INDIANAPOLIS —*Is Pat just being Pat?
I mean, he's got to be joking, right?*
As it turned out, in a bit of sheer irony, the NFL's funniest punter was being dead serious.
It was one year ago that Pat McAfee, at 29 years young, announced that he was retiring from the NFL in the prime of his career to pursue a full-time career in the entertainment industry, as he had signed on with Barstool Sports to become Chief Operating Officer of its new Indianapolis headquarters.
McAfee, who had just been named to his second Pro Bowl and was already the Colts' franchise record holder for punting average (46.4 yards per punt) and net average (39.8) — and had already nailed down the six best individual punting seasons in Colts history — had arguably become the franchise's most popular player, thanks to his elite kicking skills (punting and kickoffs), but also in large part to his huge personality, and generous nature, on and off the field.

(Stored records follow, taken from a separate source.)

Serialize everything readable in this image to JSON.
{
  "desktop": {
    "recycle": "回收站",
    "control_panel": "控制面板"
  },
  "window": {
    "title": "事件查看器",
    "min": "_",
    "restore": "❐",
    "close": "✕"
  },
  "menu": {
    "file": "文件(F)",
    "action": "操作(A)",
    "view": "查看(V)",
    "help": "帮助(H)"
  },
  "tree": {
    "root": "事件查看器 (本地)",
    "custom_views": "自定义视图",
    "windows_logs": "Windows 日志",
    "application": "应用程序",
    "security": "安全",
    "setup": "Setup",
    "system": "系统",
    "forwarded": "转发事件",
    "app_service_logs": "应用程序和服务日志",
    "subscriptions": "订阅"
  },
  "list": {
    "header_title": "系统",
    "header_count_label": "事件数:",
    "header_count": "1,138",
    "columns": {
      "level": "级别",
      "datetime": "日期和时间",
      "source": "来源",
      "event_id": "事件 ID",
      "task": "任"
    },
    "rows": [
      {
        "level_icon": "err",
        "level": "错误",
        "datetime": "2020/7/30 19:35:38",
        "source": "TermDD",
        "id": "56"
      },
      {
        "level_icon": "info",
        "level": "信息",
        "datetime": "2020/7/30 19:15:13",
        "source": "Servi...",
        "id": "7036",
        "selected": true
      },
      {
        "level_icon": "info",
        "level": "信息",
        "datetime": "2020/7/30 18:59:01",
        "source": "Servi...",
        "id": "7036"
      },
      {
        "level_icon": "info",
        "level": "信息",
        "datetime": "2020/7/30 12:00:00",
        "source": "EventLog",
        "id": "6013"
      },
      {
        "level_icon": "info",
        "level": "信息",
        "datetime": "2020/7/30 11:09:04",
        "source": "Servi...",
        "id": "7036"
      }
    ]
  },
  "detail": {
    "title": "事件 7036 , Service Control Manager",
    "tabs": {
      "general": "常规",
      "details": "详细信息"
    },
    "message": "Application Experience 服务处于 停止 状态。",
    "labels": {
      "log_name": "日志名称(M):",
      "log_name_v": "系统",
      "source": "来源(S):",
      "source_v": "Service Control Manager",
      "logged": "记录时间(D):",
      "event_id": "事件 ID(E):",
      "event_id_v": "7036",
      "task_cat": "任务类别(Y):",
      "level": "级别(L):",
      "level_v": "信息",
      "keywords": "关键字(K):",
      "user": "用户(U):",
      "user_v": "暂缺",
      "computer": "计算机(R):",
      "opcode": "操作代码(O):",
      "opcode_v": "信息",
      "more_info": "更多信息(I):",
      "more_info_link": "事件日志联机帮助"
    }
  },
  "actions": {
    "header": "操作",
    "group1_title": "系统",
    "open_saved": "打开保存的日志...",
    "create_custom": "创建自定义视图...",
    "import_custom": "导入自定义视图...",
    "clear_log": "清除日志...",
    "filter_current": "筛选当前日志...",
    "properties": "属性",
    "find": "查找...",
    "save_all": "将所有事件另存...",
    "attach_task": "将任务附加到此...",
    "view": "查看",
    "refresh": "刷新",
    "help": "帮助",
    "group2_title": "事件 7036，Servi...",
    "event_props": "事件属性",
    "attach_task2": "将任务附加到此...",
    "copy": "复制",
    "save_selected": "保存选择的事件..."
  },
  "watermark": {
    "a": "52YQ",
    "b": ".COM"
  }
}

So why would McAfee decide to hang up his cleats mid-contract, turning away millions of guaranteed dollars — and millions more for the future contracts he would've assuredly been signed to down the road?
To McAfee, enough was enough. He had worked hard to build the platform he needed to pursue his real dreams; add that on top of having to undergo his third knee surgery in four years, and the answer, to him, was easy.
"Staring down my third knee surgery in four years, with more knee surgeries certain for the future, (injuries were) definitely a part of (my decision)," McAfee said of his abrupt retirement. "My knees have really taken a beating. For the last half of the season, I couldn't really walk much on days that I kicked. I would stay in bed and ice my knees. I felt like a 90-year-old man. Going into work I was like, 'There has to be more to work than kicking balls.'
"When Barstool Sports approached me about the potential of joining their family whenever I'm done with football, I told them, 'I might be done sooner than most think.'"
Big shoes to fill
While the move left McAfee with the exciting prospect of starting anew, it left the Colts — who from team owner Jim Irsay on down were extremely supportive of McAfee's decision — with a huge void, needing to replace an All-Pro punter and kickoff specialist, as well as a solid holder for future Hall of Fame kicker Adam Vinatieri.
General manager Chris Ballard originally signed veteran lefty Jeff Locke as McAfee's replacement, but then-special teams coordinator Tom McMahon was quick to offer another suggestion: Rigoberto Sanchez.
Sanchez had just wrapped up his college career at Hawaii, where he was a standout punter and kicker, and McMahon wanted a chance to work him out, and then bring him on board to compete for a job if he was not selected by another team in the 2017 NFL Draft.
Shortly after the draft, McMahon got his wish, and by the end of the preseason, Sanchez had won the job as the Colts' punter, kickoff specialist and holder.
In Sanchez's regular-season debut Week 1 against the Los Angeles Rams, he would punt six times for a 50.3-yard average, with a 47.8-yard net average, and have two of his punts downed inside the 20-yard line, proving that this opportunity clearly wasn't going to be too much for him.
By season's end, Sanchez had been named to the 2017 NFL All-Rookie Team by the Professional Football Writers of America (PFWA). He was solid as a punter (84 punts for 3,764 yards and a 44.8 average, with a net average of 42.6 yards, ranking fourth in the NFL with 28 punts downed inside the opponents' 20-yard line) and on kickoffs (his 65.7 kickoff touchback percentage ranked seventh in the NFL, while he was a huge contributor to the Colts' special teams units ranking third in the league in both kickoff return coverage and punt return average).
In the process, Sanchez set franchise rookie records for total punts (84) and punt yards (3,764) and, after one season, ranks third in highest punting average (44.8) in team history.
So one year later, McAfee can rest easy — not that he didn't earn the right to regardless. He's already built a successful Barstool Heartland operation in Indy (you can subscribe to his hilarious podcast by clicking here), and the Colts are in good hands with his young replacement.
"For Rigo to come in and have to fill some pretty big shoes of Mr. Pat McAfee and he's done a great job of punting and kicking and holding when he's never done that before," Vinatieri said. "He's got a really calm mind – nothing really rattles him. He's a really well tempered young man that does a good job."